There is a wide range of marine cargoes at seaport terminals operated. The primary types are these:
* Containers are the largest and fastest growing cargo category at most ports worldwide. Containerized cargo includes everything from auto parts and machinery components to shoes, toys, and frozen meat and seafood.
* Automobiles are handled at many ports.
* Project cargo and heavy lift cargo may include items such as manufacturing equipment, factory components, power equipment such as generators and wind turbines, military equipment or almost any other oversized or overweight cargo too big or too heavy to fit into a container.
* Break bulk cargo is typically material stacked on wooden pallets and lifted into and out of the hold of a vessel by cranes on the dock or aboard the ship itself. The volume of break bulk cargo has declined dramatically worldwide as containerization has grown.

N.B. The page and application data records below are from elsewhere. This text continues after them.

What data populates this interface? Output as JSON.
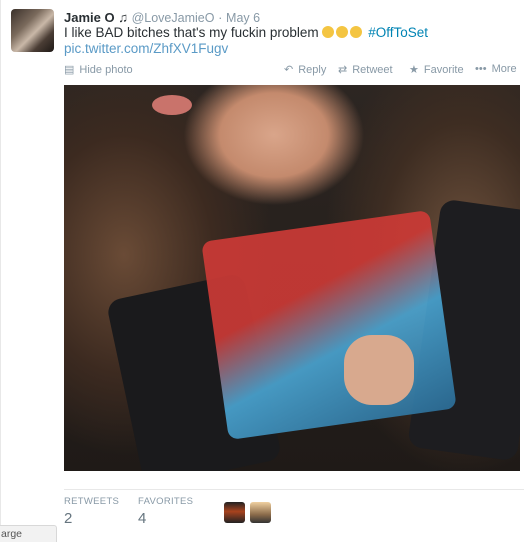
{
  "tweet": {
    "fullname": "Jamie O ♫",
    "screen_name": "@LoveJamieO",
    "separator": "·",
    "timestamp": "May 6",
    "text": "I like BAD bitches that's my fuckin problem",
    "hashtag": "#OffToSet",
    "pic_link": "pic.twitter.com/ZhfXV1Fugv"
  },
  "actions": {
    "hide_photo": "Hide photo",
    "reply": "Reply",
    "retweet": "Retweet",
    "favorite": "Favorite",
    "more": "More"
  },
  "icons": {
    "photo": "▤",
    "reply": "↶",
    "retweet": "⇄",
    "favorite": "★",
    "more": "•••"
  },
  "stats": {
    "retweets_label": "RETWEETS",
    "retweets_value": "2",
    "favorites_label": "FAVORITES",
    "favorites_value": "4"
  },
  "footer": {
    "large_tab": "arge"
  },
  "colors": {
    "link": "#0084b4",
    "muted": "#8899a6"
  }
}
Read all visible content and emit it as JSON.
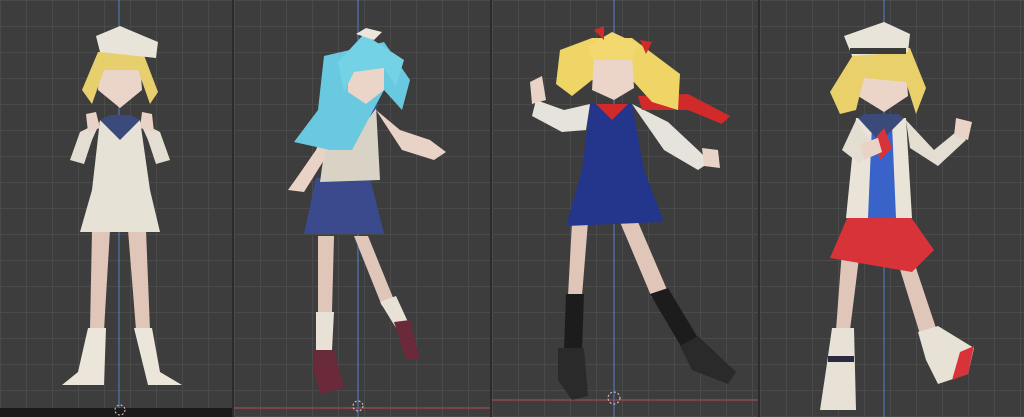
{
  "viewports": [
    {
      "id": "viewport-1",
      "character": "sailor-dress-blonde",
      "colors": {
        "hair": "#e8cf6e",
        "skin": "#e9d3c6",
        "outfit": "#e7e2d6",
        "accent": "#3a4a7a",
        "shoes": "#e8e2d6"
      }
    },
    {
      "id": "viewport-2",
      "character": "blue-hair-sailor",
      "colors": {
        "hair": "#68c9e0",
        "skin": "#e9d3c6",
        "outfit": "#d9d3c6",
        "skirt": "#3b4a8c",
        "shoes": "#6b2a3a"
      }
    },
    {
      "id": "viewport-3",
      "character": "twin-tail-blonde-blue-dress",
      "colors": {
        "hair": "#efd466",
        "skin": "#e9d3c6",
        "outfit": "#e6e2dc",
        "dress": "#24368c",
        "ribbon": "#d02a2a",
        "socks": "#1c1c1c"
      }
    },
    {
      "id": "viewport-4",
      "character": "sailor-blonde-red-skirt",
      "colors": {
        "hair": "#e9d06a",
        "skin": "#e9d3c6",
        "outfit": "#e9e3d8",
        "vest": "#3a63c9",
        "skirt": "#d9333a",
        "shoes": "#e8e2d6"
      }
    }
  ],
  "ui": {
    "axis_color": "#4f76b4",
    "ground_color": "#a04a55",
    "origin_color": "#f0c8c8",
    "grid_color": "#4a4a4a"
  }
}
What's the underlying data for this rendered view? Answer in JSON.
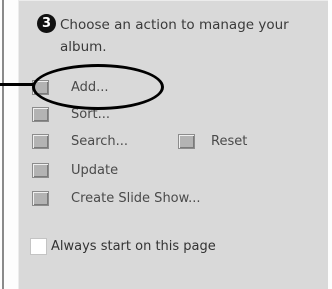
{
  "step_number": "3",
  "heading": "Choose an action to manage your album.",
  "actions": [
    {
      "label": "Add..."
    },
    {
      "label": "Sort..."
    },
    {
      "label": "Search..."
    },
    {
      "label": "Update"
    },
    {
      "label": "Create Slide Show..."
    }
  ],
  "reset": {
    "label": "Reset"
  },
  "always_start": {
    "label": "Always start on this page",
    "checked": false
  }
}
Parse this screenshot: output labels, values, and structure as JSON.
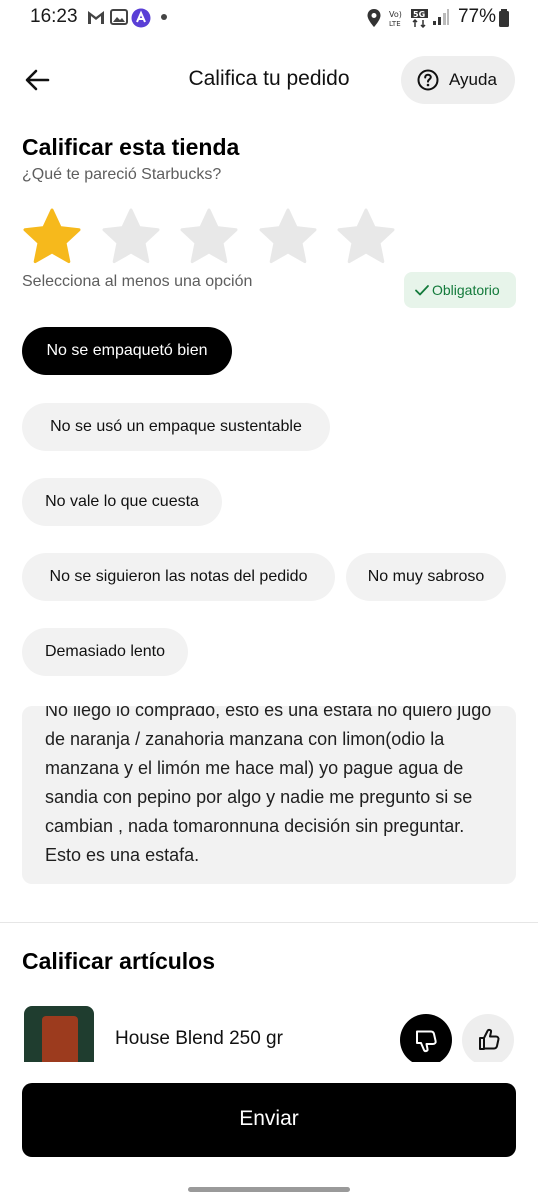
{
  "status_bar": {
    "time": "16:23",
    "battery_text": "77%",
    "left_icons": [
      "gmail-icon",
      "photo-icon",
      "app-notification-icon",
      "dot-icon"
    ],
    "right_icons": [
      "location-icon",
      "volte-icon",
      "5g-icon",
      "signal-icon",
      "battery-icon"
    ]
  },
  "header": {
    "title": "Califica tu pedido",
    "help_label": "Ayuda"
  },
  "store_rating": {
    "title": "Calificar esta tienda",
    "subtitle": "¿Qué te pareció Starbucks?",
    "rating": 1,
    "max_rating": 5,
    "hint": "Selecciona al menos una opción",
    "required_label": "Obligatorio",
    "colors": {
      "star_active": "#F6B91C",
      "star_inactive": "#E8E8E8",
      "required_green": "#137A3B"
    }
  },
  "chips": [
    {
      "label": "No se empaquetó bien",
      "selected": true
    },
    {
      "label": "No se usó un empaque sustentable",
      "selected": false
    },
    {
      "label": "No vale lo que cuesta",
      "selected": false
    },
    {
      "label": "No se siguieron las notas del pedido",
      "selected": false
    },
    {
      "label": "No muy sabroso",
      "selected": false
    },
    {
      "label": "Demasiado lento",
      "selected": false
    }
  ],
  "comment": {
    "text": "No llego lo comprado, esto es una estafa no quiero jugo de naranja / zanahoria manzana con limon(odio la manzana y el limón me hace mal) yo pague agua de sandia con pepino por algo y nadie me pregunto si se cambian , nada tomaronnuna decisión sin preguntar. Esto es una estafa."
  },
  "items_section": {
    "title": "Calificar artículos",
    "items": [
      {
        "name": "House Blend 250 gr",
        "feedback": "dislike"
      }
    ]
  },
  "submit_label": "Enviar"
}
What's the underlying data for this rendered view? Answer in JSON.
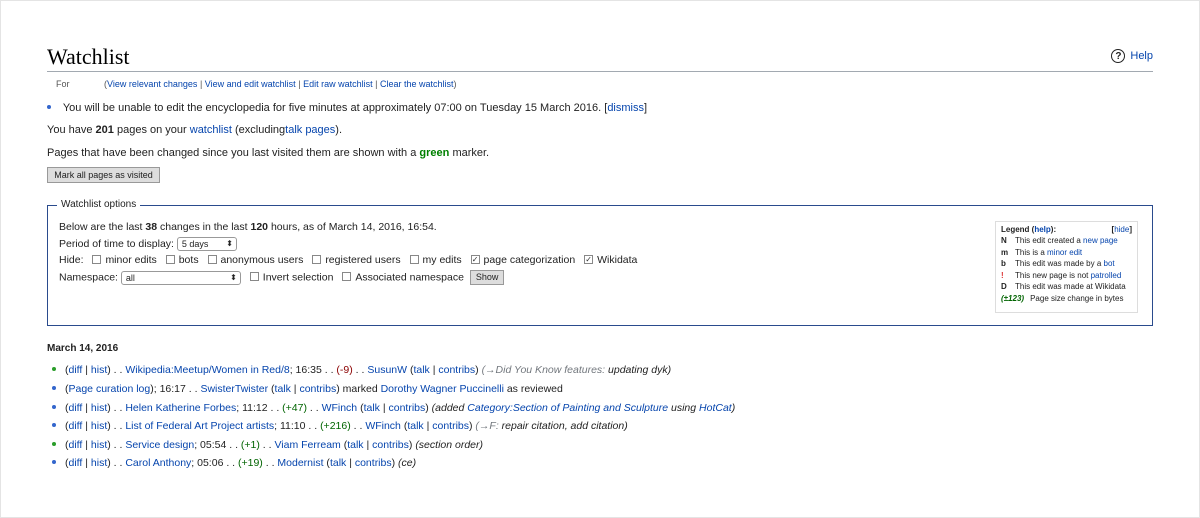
{
  "page": {
    "title": "Watchlist",
    "help_label": "Help",
    "help_icon": "?"
  },
  "subnav": {
    "for_label": "For",
    "open_paren": "(",
    "close_paren": ")",
    "links": [
      "View relevant changes",
      "View and edit watchlist",
      "Edit raw watchlist",
      "Clear the watchlist"
    ]
  },
  "notice": {
    "text": "You will be unable to edit the encyclopedia for five minutes at approximately 07:00 on Tuesday 15 March 2016.",
    "dismiss": "dismiss"
  },
  "info": {
    "count_prefix": "You have",
    "count": "201",
    "count_mid": "pages on your",
    "watchlist_link": "watchlist",
    "count_mid2": "(excluding",
    "talk_link": "talk pages",
    "count_end": ").",
    "changed_prefix": "Pages that have been changed since you last visited them are shown with a",
    "changed_color": "green",
    "changed_suffix": "marker."
  },
  "mark_button": "Mark all pages as visited",
  "options": {
    "legend": "Watchlist options",
    "summary_prefix": "Below are the last",
    "changes": "38",
    "summary_mid": "changes in the last",
    "hours": "120",
    "summary_end": "hours, as of March 14, 2016, 16:54.",
    "period_label": "Period of time to display:",
    "period_value": "5 days",
    "hide_label": "Hide:",
    "hide_options": [
      {
        "label": "minor edits",
        "checked": false
      },
      {
        "label": "bots",
        "checked": false
      },
      {
        "label": "anonymous users",
        "checked": false
      },
      {
        "label": "registered users",
        "checked": false
      },
      {
        "label": "my edits",
        "checked": false
      },
      {
        "label": "page categorization",
        "checked": true
      },
      {
        "label": "Wikidata",
        "checked": true
      }
    ],
    "namespace_label": "Namespace:",
    "namespace_value": "all",
    "invert_label": "Invert selection",
    "associated_label": "Associated namespace",
    "show_button": "Show"
  },
  "legend_box": {
    "title": "Legend",
    "help": "help",
    "hide": "hide",
    "rows": [
      {
        "sym": "N",
        "text": "This edit created a",
        "link": "new page"
      },
      {
        "sym": "m",
        "text": "This is a",
        "link": "minor edit"
      },
      {
        "sym": "b",
        "text": "This edit was made by a",
        "link": "bot"
      },
      {
        "sym": "!",
        "text": "This new page is not",
        "link": "patrolled"
      },
      {
        "sym": "D",
        "text": "This edit was made at Wikidata",
        "link": ""
      },
      {
        "sym": "(±123)",
        "text": "Page size change in bytes",
        "link": ""
      }
    ]
  },
  "changes": {
    "date": "March 14, 2016",
    "items": [
      {
        "bullet": "green",
        "prefix": "(diff | hist) . . ",
        "page": "Wikipedia:Meetup/Women in Red/8",
        "time": "; 16:35 . . ",
        "size": "(-9)",
        "size_sign": "neg",
        "user": "SusunW",
        "summary_arrow": "(→Did You Know features:",
        "summary": " updating dyk)"
      },
      {
        "bullet": "blue",
        "prefix": "(",
        "page": "Page curation log",
        "time": "); 16:17 . . ",
        "size": "",
        "size_sign": "",
        "user": "SwisterTwister",
        "summary_arrow": "",
        "summary": "marked Dorothy Wagner Puccinelli as reviewed"
      },
      {
        "bullet": "blue",
        "prefix": "(diff | hist) . . ",
        "page": "Helen Katherine Forbes",
        "time": "; 11:12 . . ",
        "size": "(+47)",
        "size_sign": "pos",
        "user": "WFinch",
        "summary_arrow": "(added",
        "summary": " Category:Section of Painting and Sculpture using HotCat)"
      },
      {
        "bullet": "blue",
        "prefix": "(diff | hist) . . ",
        "page": "List of Federal Art Project artists",
        "time": "; 11:10 . . ",
        "size": "(+216)",
        "size_sign": "pos",
        "user": "WFinch",
        "summary_arrow": "(→F:",
        "summary": " repair citation, add citation)"
      },
      {
        "bullet": "green",
        "prefix": "(diff | hist) . . ",
        "page": "Service design",
        "time": "; 05:54 . . ",
        "size": "(+1)",
        "size_sign": "pos",
        "user": "Viam Ferream",
        "summary_arrow": "",
        "summary": "(section order)"
      },
      {
        "bullet": "blue",
        "prefix": "(diff | hist) . . ",
        "page": "Carol Anthony",
        "time": "; 05:06 . . ",
        "size": "(+19)",
        "size_sign": "pos",
        "user": "Modernist",
        "summary_arrow": "",
        "summary": "(ce)"
      }
    ]
  }
}
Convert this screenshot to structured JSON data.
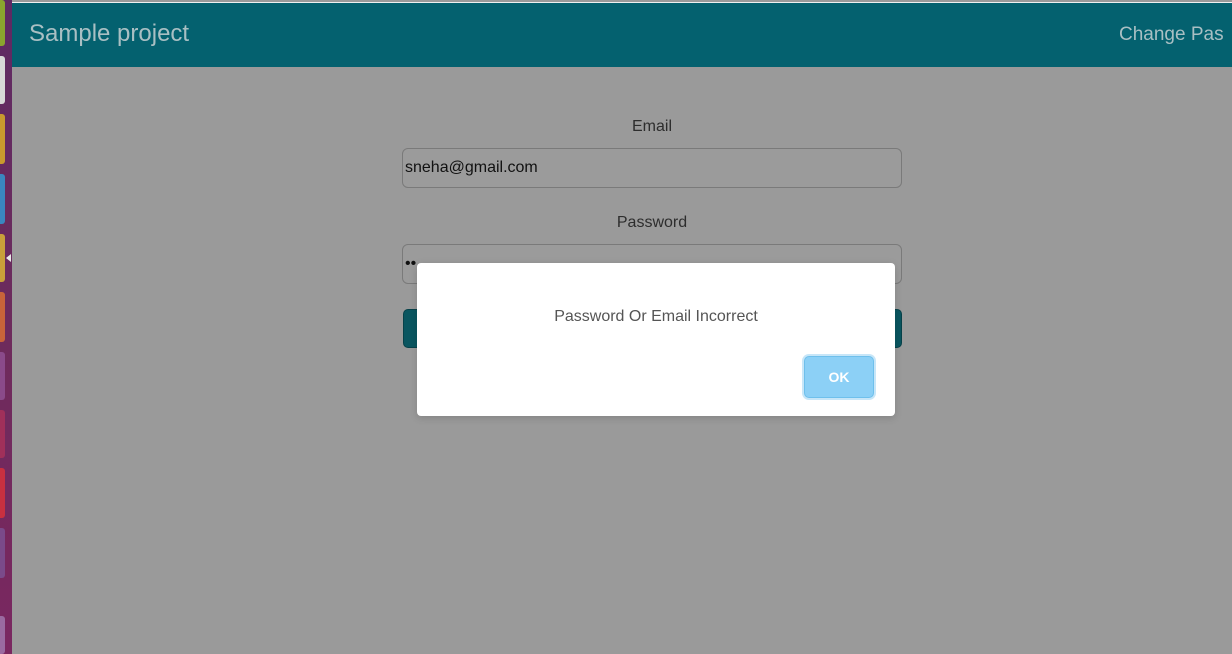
{
  "header": {
    "brand": "Sample project",
    "nav_change_password": "Change Pas"
  },
  "form": {
    "email_label": "Email",
    "email_value": "sneha@gmail.com",
    "password_label": "Password",
    "password_value": "••"
  },
  "alert": {
    "message": "Password Or Email Incorrect",
    "ok_label": "OK"
  },
  "colors": {
    "header": "#04616f",
    "overlay": "#9a9a9a",
    "ok_button": "#8cd0f6",
    "launcher": "#6d2b5c"
  }
}
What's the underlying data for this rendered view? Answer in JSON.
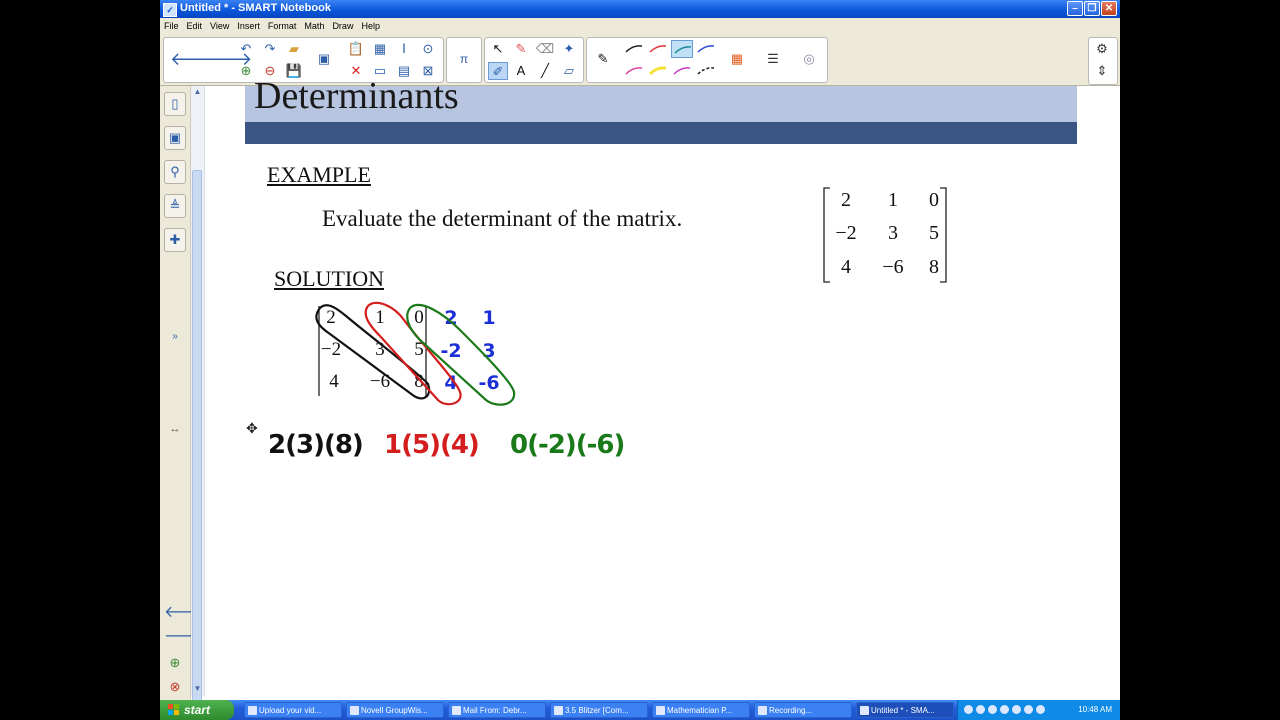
{
  "window": {
    "title": "Untitled * - SMART Notebook"
  },
  "menu": [
    "File",
    "Edit",
    "View",
    "Insert",
    "Format",
    "Math",
    "Draw",
    "Help"
  ],
  "toolbar": {
    "icons": [
      "back-icon",
      "forward-icon",
      "undo-icon",
      "redo-icon",
      "open-folder-icon",
      "screen-share-icon",
      "paste-icon",
      "screenshot-icon",
      "text-tool-icon",
      "zoom-icon",
      "math-pi-icon",
      "select-arrow-icon",
      "pen-icon",
      "eraser-icon",
      "magic-pen-icon",
      "pen-styles-icon",
      "color-palette-icon",
      "properties-icon",
      "gear-icon"
    ]
  },
  "slide": {
    "heading": "Determinants",
    "example_label": "EXAMPLE",
    "prompt": "Evaluate the determinant of the matrix.",
    "solution_label": "SOLUTION"
  },
  "given_matrix": [
    [
      "2",
      "1",
      "0"
    ],
    [
      "−2",
      "3",
      "5"
    ],
    [
      "4",
      "−6",
      "8"
    ]
  ],
  "worked_matrix": [
    [
      "2",
      "1",
      "0"
    ],
    [
      "−2",
      "3",
      "5"
    ],
    [
      "4",
      "−6",
      "8"
    ]
  ],
  "handwritten": {
    "extra_col1": [
      "2",
      "-2",
      "4"
    ],
    "extra_col2": [
      "1",
      "3",
      "-6"
    ],
    "term_black": "2(3)(8)",
    "term_red": "1(5)(4)",
    "term_green": "0(-2)(-6)"
  },
  "colors": {
    "black_loop": "#111111",
    "red_loop": "#d41e1e",
    "green_loop": "#1a7a1a",
    "blue_ink": "#1c2fd6",
    "band_dark": "#3a5583",
    "band_light": "#b8c5e0"
  },
  "taskbar": {
    "start": "start",
    "tasks": [
      "Upload your vid...",
      "Novell GroupWis...",
      "Mail From: Debr...",
      "3.5 Blitzer [Com...",
      "Mathematician P...",
      "Recording...",
      "Untitled * - SMA..."
    ],
    "clock": "10:48 AM"
  }
}
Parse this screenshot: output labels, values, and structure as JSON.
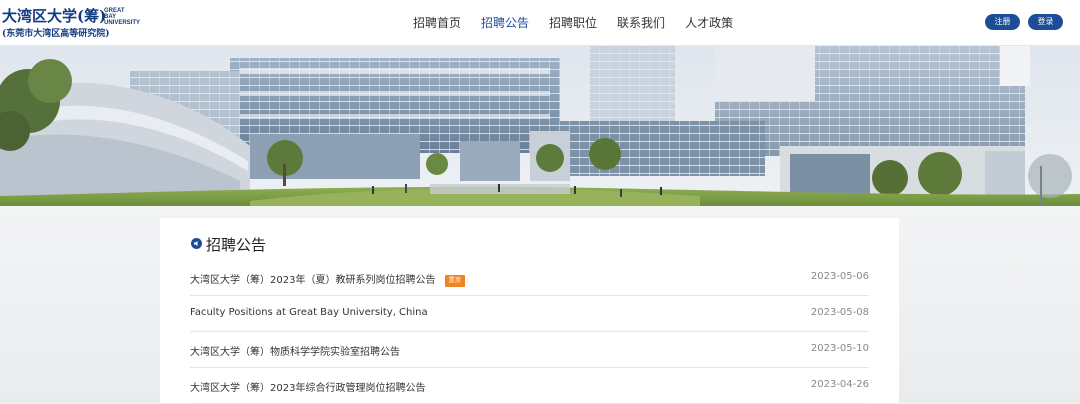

* Bulk Cargoes, such as salt, oil, tallow, and Scrap metal, are usually defined as commodities that are neither on pallets nor in containers, and which are not handled as individual pieces, the way heavy-lift and project cargoes are. Alumina, grain, gypsum, logs and wood chips, for instance, are bulk cargoes.